Work item
Show all lines from the records below in which the string "JSON" is present.

Available records
----------------------------------------

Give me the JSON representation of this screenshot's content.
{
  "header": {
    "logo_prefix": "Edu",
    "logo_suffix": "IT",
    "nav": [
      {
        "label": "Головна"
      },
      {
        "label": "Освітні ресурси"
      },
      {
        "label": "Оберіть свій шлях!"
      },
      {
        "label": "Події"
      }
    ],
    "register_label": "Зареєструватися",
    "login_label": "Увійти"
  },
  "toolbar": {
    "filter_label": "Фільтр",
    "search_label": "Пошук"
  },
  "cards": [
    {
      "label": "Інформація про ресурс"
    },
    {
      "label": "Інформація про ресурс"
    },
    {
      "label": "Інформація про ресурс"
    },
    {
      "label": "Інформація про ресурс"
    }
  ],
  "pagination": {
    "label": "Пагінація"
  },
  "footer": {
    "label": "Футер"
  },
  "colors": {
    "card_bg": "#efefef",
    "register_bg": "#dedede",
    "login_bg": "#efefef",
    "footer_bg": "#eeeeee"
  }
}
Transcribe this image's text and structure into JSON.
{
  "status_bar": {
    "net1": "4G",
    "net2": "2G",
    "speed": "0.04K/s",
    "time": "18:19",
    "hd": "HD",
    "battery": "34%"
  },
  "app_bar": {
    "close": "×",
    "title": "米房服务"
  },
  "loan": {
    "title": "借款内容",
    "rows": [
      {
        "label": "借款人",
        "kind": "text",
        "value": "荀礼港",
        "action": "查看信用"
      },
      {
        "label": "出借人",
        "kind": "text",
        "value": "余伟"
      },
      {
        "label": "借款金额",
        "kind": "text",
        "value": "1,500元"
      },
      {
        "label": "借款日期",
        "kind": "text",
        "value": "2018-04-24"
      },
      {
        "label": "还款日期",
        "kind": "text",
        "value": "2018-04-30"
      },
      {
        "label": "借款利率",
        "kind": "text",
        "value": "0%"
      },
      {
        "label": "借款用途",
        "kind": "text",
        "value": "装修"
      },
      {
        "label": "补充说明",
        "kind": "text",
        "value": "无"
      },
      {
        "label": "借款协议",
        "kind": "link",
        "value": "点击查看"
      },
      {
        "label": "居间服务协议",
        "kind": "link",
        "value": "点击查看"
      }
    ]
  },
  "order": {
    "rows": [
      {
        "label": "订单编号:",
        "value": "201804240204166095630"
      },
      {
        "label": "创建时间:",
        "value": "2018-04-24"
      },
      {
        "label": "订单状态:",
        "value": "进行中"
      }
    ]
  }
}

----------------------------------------

Result
Give me the JSON representation of this screenshot's content.
Transcribe this image's text and structure into JSON.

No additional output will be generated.